Here are some tips, there is no “one size fits all” in regards to makeup. We have palettes in our kits for a reason! It’s so we can mix together the perfect shade foundation for each individual that sits in our chair. Skin is either going to have a warm or cool undertone, sometimes it can have both (ooooo tricky!!) then what do you do? Well thankfully for us MUA brands like Makeup Forever have come up with a product called Chromatic Mix and I swear they are the best thing since sliced bread! They are little color drops of red and yellow that you can add to your foundation to either make it warmer or cooler… Hallelujah!!!

As a makeup artist you have one job, get the talent ready and make them as a comfortable as possible. If that means playing the role of therapist, fine, if this means changing every little aspect of what you believe to be a beautiful application, fine, anything to please the talent. What it does NOT mean is make them feel like they are some foreign species with some far out there skin color that is impossible to match therefor requiring them to bring in their own foundation. There are too many resources out there for this to be a problem. Take a class, look it up on the internet, go to a make-up store to actually touch and feel different foundations. Understand that some foundations just don’t work on all skin colors and educate yourself on those products. Do whatever you have to do to become the kind of MUA who anyone would be happy to work with. The more people who are impressed with you, the more people will want to work with MUAs, and that will only result in more respect and jobs for our community.

Malia Miglino

About Malia Miglino

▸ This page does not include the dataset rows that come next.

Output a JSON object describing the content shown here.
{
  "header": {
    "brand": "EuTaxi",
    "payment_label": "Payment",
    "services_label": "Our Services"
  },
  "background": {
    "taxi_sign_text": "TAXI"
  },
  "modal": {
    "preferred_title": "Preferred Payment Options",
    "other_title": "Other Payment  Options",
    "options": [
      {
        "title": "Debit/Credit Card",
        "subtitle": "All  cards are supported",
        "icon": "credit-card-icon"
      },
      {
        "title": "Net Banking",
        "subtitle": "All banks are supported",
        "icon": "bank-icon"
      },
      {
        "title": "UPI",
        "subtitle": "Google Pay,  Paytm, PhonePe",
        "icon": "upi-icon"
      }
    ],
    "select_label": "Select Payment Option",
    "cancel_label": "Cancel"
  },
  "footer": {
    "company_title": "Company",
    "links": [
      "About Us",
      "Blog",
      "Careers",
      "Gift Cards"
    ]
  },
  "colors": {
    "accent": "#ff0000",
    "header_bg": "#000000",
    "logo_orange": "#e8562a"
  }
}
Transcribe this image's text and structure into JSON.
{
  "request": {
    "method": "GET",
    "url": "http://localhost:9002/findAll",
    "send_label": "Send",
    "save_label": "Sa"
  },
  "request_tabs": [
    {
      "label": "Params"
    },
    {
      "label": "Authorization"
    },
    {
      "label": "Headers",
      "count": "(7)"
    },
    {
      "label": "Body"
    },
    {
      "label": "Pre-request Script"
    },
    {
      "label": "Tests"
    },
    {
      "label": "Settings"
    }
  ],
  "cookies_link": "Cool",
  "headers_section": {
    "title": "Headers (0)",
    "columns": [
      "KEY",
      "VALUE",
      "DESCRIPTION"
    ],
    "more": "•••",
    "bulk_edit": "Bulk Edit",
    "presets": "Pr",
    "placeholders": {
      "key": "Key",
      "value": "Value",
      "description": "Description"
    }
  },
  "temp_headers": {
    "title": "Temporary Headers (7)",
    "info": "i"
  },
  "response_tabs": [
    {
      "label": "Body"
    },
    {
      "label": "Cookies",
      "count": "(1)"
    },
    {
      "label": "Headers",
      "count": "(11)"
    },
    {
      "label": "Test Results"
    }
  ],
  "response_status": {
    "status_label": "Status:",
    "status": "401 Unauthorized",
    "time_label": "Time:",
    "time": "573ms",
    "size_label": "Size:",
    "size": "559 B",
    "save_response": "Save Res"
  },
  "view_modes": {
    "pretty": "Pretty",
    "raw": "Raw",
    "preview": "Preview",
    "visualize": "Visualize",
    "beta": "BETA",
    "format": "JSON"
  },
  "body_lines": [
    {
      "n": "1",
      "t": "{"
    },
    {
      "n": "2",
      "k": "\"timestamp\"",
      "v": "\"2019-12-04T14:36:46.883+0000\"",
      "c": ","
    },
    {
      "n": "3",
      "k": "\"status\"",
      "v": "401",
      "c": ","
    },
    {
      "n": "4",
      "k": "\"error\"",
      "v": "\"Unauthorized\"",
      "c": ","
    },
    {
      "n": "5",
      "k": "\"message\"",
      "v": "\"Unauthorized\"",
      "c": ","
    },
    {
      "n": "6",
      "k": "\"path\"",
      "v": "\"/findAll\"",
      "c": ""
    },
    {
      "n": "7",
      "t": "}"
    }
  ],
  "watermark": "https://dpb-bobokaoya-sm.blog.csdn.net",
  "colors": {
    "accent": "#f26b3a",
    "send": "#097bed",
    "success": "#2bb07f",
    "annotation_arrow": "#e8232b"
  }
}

Known to most as an actor and make-up artist - Malia Miglino considers herself a creative above all else. Her passion to create and chase her dreams brought her to LA at 18 where she attended the Makeup Designory and received her Journeyman Certificate. After years of both acting and doing make-up for web series and indie film; she was inspired to open her own freelance beauty and consult service, Beauty and the Brush in 2011. In 2014 Malia decided to start taking her career into her own hands and created her first web series “Macabre Mondays.” Whether it’s illustrating a children's book, filming an old haunted location, delving into a character or making up an actor on set; happiness comes from living the life of your choosing. For Malia that means creating something everyday and inspiring other women to do the same.